**** SUPPLIED MATERIAL ****
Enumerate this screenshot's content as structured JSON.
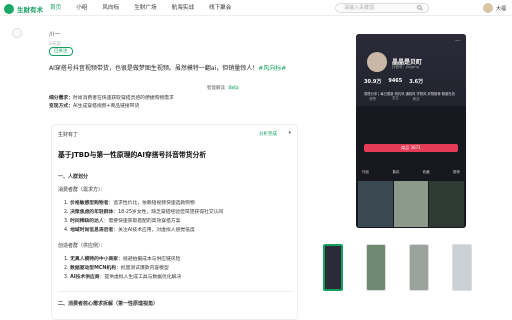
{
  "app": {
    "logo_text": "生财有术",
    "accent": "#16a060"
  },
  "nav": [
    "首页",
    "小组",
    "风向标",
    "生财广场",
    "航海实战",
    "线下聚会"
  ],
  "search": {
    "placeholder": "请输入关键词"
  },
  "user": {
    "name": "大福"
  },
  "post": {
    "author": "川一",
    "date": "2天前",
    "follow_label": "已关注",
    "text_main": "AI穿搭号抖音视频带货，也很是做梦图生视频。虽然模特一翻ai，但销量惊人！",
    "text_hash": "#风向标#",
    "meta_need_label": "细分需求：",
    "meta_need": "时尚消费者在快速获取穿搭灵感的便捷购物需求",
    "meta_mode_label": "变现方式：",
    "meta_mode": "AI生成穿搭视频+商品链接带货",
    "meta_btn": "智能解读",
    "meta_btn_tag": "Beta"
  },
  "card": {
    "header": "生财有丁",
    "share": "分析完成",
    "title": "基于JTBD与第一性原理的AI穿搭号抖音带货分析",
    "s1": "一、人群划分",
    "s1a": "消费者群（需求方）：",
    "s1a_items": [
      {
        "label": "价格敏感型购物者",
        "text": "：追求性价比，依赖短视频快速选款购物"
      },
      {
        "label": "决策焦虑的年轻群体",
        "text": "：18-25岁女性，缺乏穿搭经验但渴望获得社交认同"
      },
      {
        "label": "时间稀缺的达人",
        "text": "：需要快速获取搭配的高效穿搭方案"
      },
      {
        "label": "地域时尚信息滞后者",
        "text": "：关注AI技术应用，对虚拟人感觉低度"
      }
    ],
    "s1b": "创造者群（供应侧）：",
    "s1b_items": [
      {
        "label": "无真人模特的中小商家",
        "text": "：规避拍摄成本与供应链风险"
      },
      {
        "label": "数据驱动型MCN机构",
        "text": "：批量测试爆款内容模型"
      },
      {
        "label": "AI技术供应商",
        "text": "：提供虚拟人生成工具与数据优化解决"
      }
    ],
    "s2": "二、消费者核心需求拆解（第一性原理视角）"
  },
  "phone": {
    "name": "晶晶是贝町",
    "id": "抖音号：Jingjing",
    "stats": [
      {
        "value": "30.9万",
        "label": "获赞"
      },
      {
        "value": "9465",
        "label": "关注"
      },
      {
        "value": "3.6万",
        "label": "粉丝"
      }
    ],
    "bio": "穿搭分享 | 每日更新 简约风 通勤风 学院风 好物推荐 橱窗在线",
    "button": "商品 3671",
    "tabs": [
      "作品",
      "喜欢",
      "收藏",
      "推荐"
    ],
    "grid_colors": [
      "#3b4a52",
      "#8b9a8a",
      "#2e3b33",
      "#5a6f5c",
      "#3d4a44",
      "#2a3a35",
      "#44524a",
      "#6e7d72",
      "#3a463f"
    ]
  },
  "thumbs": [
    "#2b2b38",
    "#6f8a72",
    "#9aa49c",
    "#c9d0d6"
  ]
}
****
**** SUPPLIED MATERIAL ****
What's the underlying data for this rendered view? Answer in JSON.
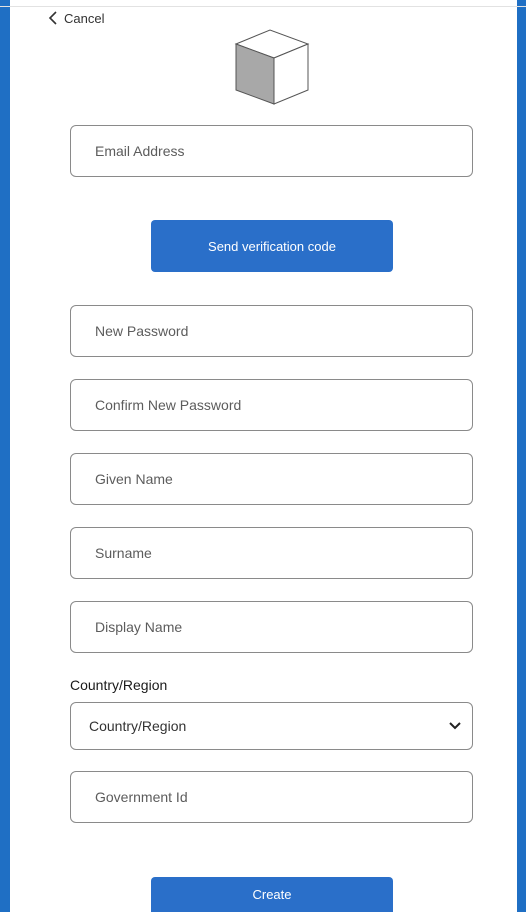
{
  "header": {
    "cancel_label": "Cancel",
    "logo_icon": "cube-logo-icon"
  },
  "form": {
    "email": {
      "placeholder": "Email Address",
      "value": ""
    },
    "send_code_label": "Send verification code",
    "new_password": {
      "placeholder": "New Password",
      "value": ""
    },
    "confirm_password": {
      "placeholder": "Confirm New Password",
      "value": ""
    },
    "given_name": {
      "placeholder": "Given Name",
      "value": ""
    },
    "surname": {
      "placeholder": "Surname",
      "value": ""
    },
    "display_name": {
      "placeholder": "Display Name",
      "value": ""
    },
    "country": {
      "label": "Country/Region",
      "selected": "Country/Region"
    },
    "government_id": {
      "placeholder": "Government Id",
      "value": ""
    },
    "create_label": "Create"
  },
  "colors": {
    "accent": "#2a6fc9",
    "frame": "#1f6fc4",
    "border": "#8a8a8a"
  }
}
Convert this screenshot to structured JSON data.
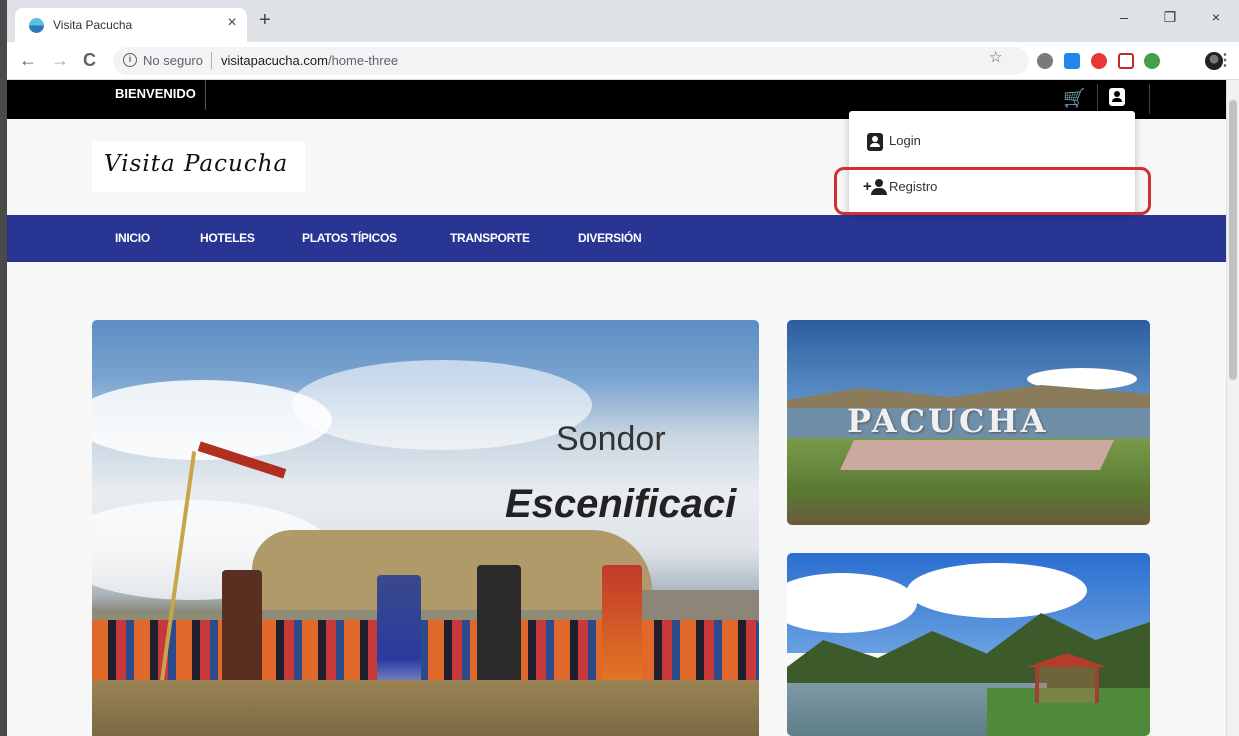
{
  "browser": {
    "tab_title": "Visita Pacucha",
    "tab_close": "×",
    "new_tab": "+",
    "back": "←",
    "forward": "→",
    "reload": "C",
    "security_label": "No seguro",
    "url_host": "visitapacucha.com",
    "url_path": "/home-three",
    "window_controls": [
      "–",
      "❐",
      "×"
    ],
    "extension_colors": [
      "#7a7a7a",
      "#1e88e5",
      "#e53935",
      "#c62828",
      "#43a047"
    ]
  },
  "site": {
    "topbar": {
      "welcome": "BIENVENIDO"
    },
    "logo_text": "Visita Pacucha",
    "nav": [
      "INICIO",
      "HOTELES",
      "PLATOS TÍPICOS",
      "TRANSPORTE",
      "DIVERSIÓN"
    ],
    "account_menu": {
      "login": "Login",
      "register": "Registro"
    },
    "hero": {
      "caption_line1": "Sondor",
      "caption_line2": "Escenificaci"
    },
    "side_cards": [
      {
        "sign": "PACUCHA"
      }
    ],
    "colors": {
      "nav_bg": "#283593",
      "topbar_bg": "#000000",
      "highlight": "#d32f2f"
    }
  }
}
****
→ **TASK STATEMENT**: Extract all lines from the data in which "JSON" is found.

→ **RESULT OF THIS EXERCISE**:
Enumerate this screenshot's content as structured JSON.
What's the underlying data for this rendered view? Answer in JSON.
Convert this screenshot to structured JSON data.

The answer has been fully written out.